'Sweet/Vicious' Gets Canceled & It's A Major Loss For Female Representation On TV
The loss of a truly good show in the weekly TV line-up is tough. When that show is actually timely and meaningful, that kind of loss can be even tougher to bear. I might be speaking a bit emphatically here, but it's all in regards to The Hollywood Reporter's news that MTV's Sweet/Vicious has been canceled. It was reported that low ratings led to Sweet/Vicious' cancellation, but I truly loved this show. I believed it was a necessary one. And, not for nothing, it was really damn good.
What kills me the most is that the loss of Sweet/Vicious on MTV is that this means we will have a gap to fill where representation of young women confronting America's burgeoning rape culture is concerned. It sounds like a hefty gap to fill (and it may be), but nonetheless it's a crucial topic to tackle. As our country remains concerned with policing women's bodies, sex lives, and how we are represented in the media, Sweet/Vicious gave female viewers a cathartic outlet.
The show featured two young women literally fighting back against this rape culture. Jules, an avatar for survivors of sexual assault, and Ophelia were able to fulfill that potential desire for viewers wanting to see what it was like to fight back against your attacker. Tasked with taking down male sexual predators in the dark of night, tipped off by covert messages and warnings sent by fellow women on campus, Sweet/Vicious was able to depict how women operate in a world that was a threat. Protecting the sisterhood at all costs was the name of the game.

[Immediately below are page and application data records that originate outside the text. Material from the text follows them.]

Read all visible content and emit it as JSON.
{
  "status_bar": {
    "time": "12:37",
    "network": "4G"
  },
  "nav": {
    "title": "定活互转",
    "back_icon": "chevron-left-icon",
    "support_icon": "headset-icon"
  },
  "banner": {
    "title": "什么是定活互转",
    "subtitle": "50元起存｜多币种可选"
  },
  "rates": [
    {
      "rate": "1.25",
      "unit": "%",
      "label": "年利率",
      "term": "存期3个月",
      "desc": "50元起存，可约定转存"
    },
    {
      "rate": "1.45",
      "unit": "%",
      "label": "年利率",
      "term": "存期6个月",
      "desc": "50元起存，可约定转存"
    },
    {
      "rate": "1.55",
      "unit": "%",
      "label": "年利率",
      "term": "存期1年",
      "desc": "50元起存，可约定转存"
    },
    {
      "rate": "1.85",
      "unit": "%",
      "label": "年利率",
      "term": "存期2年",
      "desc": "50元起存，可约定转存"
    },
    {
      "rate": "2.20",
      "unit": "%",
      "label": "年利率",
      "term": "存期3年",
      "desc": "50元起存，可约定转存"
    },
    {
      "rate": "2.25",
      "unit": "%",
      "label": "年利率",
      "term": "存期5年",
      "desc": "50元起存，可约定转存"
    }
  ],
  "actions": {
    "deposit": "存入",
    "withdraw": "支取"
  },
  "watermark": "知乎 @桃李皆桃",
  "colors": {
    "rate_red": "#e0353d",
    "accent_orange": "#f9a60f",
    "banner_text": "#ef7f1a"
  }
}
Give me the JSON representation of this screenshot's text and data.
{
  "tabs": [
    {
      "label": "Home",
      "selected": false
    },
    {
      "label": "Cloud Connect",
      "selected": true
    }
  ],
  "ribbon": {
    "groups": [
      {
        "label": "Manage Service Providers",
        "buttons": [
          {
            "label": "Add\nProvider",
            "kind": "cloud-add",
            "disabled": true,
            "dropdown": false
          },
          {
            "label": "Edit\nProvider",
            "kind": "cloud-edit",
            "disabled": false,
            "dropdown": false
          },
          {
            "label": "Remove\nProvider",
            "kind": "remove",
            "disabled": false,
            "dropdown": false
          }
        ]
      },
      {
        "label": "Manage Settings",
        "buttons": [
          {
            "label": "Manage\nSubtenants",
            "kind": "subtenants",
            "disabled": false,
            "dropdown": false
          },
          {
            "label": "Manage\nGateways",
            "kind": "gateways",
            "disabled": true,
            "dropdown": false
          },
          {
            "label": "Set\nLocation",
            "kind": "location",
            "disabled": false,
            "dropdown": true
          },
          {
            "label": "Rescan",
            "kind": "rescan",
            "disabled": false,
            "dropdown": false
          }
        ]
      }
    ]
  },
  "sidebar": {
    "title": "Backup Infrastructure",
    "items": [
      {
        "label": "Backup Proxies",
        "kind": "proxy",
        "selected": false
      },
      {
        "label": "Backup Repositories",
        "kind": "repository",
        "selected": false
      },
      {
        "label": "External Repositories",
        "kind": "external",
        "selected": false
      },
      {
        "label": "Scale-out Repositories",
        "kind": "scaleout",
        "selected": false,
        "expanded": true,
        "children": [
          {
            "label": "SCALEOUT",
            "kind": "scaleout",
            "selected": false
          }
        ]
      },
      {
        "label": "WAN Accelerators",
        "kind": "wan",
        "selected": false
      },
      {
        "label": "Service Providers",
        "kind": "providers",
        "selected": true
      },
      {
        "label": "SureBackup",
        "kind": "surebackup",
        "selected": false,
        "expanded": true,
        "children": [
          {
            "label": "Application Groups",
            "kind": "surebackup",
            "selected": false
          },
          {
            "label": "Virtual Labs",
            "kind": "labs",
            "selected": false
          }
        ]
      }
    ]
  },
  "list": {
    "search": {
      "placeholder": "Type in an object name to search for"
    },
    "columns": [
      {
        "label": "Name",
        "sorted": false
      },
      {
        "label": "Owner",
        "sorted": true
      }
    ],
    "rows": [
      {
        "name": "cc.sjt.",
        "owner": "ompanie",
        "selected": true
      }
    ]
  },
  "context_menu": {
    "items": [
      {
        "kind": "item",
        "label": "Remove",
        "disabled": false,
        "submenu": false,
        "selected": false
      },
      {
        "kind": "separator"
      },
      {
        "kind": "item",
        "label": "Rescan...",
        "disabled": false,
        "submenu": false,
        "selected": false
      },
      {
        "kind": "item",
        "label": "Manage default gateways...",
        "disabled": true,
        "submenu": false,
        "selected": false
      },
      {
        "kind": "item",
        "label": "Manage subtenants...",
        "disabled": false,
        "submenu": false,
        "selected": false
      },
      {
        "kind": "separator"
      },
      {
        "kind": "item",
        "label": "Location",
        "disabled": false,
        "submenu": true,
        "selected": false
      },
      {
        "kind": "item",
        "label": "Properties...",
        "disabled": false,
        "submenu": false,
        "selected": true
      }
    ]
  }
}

On Friday, April 28, Sweet/Vicious creator Jennifer Kaytin Robinson shared her feelings on the matter. "I got the news that MTV has cancelled Sweet/Vicious," Robinson wrote in a statement posted to her Twitter.
She went on to thank the creative team behind Sweet/Vicious and vowed that she would continue to tell stories like the ones told on the show in the future.
Women deserve to have more stories like these on television — series where we can see young women as powerful, in charge of their own bodies and respective sexualities, and confident enough to fight for their own rights. The loss of Sweet/Vicious is immense; television would be wise to find a show that touches on these themes and greenlight it as quickly as possible.